▸ **ACTIVITY**
Give an exact copy of the data that follows.

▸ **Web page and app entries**
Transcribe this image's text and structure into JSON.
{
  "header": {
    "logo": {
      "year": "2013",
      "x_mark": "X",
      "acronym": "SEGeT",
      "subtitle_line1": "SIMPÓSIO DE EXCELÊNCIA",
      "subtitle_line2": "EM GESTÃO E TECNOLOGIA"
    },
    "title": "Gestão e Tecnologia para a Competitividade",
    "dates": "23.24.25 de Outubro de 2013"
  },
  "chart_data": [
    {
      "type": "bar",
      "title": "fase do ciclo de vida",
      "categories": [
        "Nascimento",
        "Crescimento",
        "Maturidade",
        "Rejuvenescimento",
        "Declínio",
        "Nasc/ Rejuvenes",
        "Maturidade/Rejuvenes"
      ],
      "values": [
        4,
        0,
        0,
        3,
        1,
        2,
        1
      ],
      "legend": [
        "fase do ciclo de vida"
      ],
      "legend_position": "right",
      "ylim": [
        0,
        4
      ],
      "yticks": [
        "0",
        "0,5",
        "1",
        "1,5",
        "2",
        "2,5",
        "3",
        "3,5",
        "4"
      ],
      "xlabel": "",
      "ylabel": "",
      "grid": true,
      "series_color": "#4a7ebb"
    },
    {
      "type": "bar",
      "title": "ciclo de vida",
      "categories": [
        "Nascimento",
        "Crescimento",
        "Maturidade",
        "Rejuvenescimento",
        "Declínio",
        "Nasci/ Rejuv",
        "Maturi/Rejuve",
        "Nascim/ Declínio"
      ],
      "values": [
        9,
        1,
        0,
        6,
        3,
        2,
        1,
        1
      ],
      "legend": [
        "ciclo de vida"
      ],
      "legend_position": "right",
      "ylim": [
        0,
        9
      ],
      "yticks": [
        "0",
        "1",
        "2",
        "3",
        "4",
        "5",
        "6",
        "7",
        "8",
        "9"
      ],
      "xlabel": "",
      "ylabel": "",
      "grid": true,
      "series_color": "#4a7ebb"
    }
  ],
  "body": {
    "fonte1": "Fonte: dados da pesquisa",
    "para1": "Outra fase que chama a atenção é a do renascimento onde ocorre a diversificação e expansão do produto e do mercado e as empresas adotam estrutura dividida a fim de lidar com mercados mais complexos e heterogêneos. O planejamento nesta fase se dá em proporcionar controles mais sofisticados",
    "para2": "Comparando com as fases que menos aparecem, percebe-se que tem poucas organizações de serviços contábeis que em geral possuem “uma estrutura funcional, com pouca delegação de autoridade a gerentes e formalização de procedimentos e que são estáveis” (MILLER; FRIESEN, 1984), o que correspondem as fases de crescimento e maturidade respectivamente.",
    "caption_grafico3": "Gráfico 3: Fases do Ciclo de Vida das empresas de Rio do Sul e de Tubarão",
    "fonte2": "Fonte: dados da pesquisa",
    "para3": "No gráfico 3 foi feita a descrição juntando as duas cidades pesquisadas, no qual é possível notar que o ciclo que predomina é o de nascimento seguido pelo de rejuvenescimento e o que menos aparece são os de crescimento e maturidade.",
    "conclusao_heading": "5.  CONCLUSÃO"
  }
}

▸ **REPLY TO THE EXERCISE**
Transcribe this image's text and structure into JSON.
{
  "header": {
    "logo": {
      "year": "2013",
      "x_mark": "X",
      "acronym": "SEGeT",
      "subtitle_line1": "SIMPÓSIO DE EXCELÊNCIA",
      "subtitle_line2": "EM GESTÃO E TECNOLOGIA"
    },
    "title": "Gestão e Tecnologia para a Competitividade",
    "dates": "23.24.25 de Outubro de 2013"
  },
  "chart_data": [
    {
      "type": "bar",
      "title": "fase do ciclo de vida",
      "categories": [
        "Nascimento",
        "Crescimento",
        "Maturidade",
        "Rejuvenescimento",
        "Declínio",
        "Nasc/ Rejuvenes",
        "Maturidade/Rejuvenes"
      ],
      "values": [
        4,
        0,
        0,
        3,
        1,
        2,
        1
      ],
      "legend": [
        "fase do ciclo de vida"
      ],
      "legend_position": "right",
      "ylim": [
        0,
        4
      ],
      "yticks": [
        "0",
        "0,5",
        "1",
        "1,5",
        "2",
        "2,5",
        "3",
        "3,5",
        "4"
      ],
      "xlabel": "",
      "ylabel": "",
      "grid": true,
      "series_color": "#4a7ebb"
    },
    {
      "type": "bar",
      "title": "ciclo de vida",
      "categories": [
        "Nascimento",
        "Crescimento",
        "Maturidade",
        "Rejuvenescimento",
        "Declínio",
        "Nasci/ Rejuv",
        "Maturi/Rejuve",
        "Nascim/ Declínio"
      ],
      "values": [
        9,
        1,
        0,
        6,
        3,
        2,
        1,
        1
      ],
      "legend": [
        "ciclo de vida"
      ],
      "legend_position": "right",
      "ylim": [
        0,
        9
      ],
      "yticks": [
        "0",
        "1",
        "2",
        "3",
        "4",
        "5",
        "6",
        "7",
        "8",
        "9"
      ],
      "xlabel": "",
      "ylabel": "",
      "grid": true,
      "series_color": "#4a7ebb"
    }
  ],
  "body": {
    "fonte1": "Fonte: dados da pesquisa",
    "para1": "Outra fase que chama a atenção é a do renascimento onde ocorre a diversificação e expansão do produto e do mercado e as empresas adotam estrutura dividida a fim de lidar com mercados mais complexos e heterogêneos. O planejamento nesta fase se dá em proporcionar controles mais sofisticados",
    "para2": "Comparando com as fases que menos aparecem, percebe-se que tem poucas organizações de serviços contábeis que em geral possuem “uma estrutura funcional, com pouca delegação de autoridade a gerentes e formalização de procedimentos e que são estáveis” (MILLER; FRIESEN, 1984), o que correspondem as fases de crescimento e maturidade respectivamente.",
    "caption_grafico3": "Gráfico 3: Fases do Ciclo de Vida das empresas de Rio do Sul e de Tubarão",
    "fonte2": "Fonte: dados da pesquisa",
    "para3": "No gráfico 3 foi feita a descrição juntando as duas cidades pesquisadas, no qual é possível notar que o ciclo que predomina é o de nascimento seguido pelo de rejuvenescimento e o que menos aparece são os de crescimento e maturidade.",
    "conclusao_heading": "5.  CONCLUSÃO"
  }
}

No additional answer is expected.